It was a Wednesday night and we didn’t have much food at home. Although we talked about going out to eat, we were too tired. Eventually we scraped a dinner together and sat down to see the post-prime time news. That’s when we saw the first confusing shots of what would later be known as the November 2008 Mumbai terrorist attack.
It wasn’t for another hour that we realized how lucky we were that we stayed home. The curfew lasted only three days, but it was a month before I walked about Colaba aimlessly again. On Christmas day, The Family and I found that we were tourists in our own backyard, so to say. We walked past small restaurants which were suddenly infamous, past a familiar vegetable market into lanes which had appeared as blurry shots on TV screens across the world. Looking back at that now, I realize that lockdowns and curfews do not end when restrictions are lifted; it takes time for you to come back to normal.
The little lanes were still full of press photographers. Usually I like to talk to them; they are not in an easy profession. But that day they had no time off to chat. When I look back at my archives, I have more than twenty shots of the crowd of photographers jockeying for position without jostling. Today when I look at the photos I see professional rivalry, as well as the courtesy to let someone else rest a heavy lens on your shoulder to steady a shot.
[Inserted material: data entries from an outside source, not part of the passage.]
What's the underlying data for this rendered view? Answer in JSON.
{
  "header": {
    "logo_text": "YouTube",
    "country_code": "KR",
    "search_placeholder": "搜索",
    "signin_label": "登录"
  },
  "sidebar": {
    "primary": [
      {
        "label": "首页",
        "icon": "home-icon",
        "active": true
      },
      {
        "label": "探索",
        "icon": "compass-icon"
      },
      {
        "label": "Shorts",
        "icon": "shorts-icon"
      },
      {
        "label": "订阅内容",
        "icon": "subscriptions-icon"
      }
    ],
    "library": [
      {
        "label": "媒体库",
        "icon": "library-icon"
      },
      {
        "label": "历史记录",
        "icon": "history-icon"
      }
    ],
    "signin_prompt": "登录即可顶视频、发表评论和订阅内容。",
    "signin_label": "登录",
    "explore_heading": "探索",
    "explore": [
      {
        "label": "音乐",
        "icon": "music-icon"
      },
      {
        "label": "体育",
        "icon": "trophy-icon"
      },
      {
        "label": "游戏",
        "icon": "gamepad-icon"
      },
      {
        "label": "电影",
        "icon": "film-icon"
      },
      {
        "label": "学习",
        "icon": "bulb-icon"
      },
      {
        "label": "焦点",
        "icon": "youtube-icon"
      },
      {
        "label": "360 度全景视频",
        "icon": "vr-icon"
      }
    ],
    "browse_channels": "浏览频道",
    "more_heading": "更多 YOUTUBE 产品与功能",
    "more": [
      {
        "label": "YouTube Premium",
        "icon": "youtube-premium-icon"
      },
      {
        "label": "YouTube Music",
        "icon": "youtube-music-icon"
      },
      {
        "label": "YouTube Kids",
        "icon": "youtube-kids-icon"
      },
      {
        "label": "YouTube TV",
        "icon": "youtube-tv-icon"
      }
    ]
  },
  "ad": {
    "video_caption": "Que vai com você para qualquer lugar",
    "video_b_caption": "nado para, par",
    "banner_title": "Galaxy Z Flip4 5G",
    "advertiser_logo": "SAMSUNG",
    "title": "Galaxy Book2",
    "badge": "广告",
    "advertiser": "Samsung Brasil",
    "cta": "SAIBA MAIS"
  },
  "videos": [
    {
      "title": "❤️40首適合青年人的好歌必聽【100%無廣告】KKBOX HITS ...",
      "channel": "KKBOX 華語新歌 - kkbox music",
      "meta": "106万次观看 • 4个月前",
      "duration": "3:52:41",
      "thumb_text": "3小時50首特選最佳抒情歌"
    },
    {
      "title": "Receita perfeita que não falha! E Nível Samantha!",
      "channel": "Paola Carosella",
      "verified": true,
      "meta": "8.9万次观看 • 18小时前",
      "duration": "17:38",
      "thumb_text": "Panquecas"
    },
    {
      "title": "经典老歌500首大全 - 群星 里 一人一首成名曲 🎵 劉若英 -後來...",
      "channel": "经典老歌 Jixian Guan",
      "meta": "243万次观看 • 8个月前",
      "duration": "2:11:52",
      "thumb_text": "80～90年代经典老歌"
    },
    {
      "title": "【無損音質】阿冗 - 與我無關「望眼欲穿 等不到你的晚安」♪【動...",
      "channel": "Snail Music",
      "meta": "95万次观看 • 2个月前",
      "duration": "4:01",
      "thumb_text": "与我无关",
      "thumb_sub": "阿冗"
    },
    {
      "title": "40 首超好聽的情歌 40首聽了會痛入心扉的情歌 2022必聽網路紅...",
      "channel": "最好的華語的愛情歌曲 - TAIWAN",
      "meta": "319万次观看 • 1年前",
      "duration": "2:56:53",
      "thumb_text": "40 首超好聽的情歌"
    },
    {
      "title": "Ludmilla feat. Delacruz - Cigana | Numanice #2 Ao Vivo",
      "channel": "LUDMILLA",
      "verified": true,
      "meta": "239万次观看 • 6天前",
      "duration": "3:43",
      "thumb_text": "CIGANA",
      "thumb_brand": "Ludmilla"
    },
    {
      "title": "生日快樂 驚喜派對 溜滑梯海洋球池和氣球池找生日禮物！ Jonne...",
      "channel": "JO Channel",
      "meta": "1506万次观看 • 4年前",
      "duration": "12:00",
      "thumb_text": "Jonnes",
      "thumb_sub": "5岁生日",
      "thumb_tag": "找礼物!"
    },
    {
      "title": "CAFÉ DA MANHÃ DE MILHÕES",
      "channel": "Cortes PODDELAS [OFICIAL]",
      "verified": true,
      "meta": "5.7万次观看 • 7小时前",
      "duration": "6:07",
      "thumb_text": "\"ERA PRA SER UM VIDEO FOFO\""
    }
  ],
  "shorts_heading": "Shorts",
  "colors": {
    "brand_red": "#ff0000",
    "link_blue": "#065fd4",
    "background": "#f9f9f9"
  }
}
A very different world from the savage days that we had gone through. That walk bled some darkness out of us.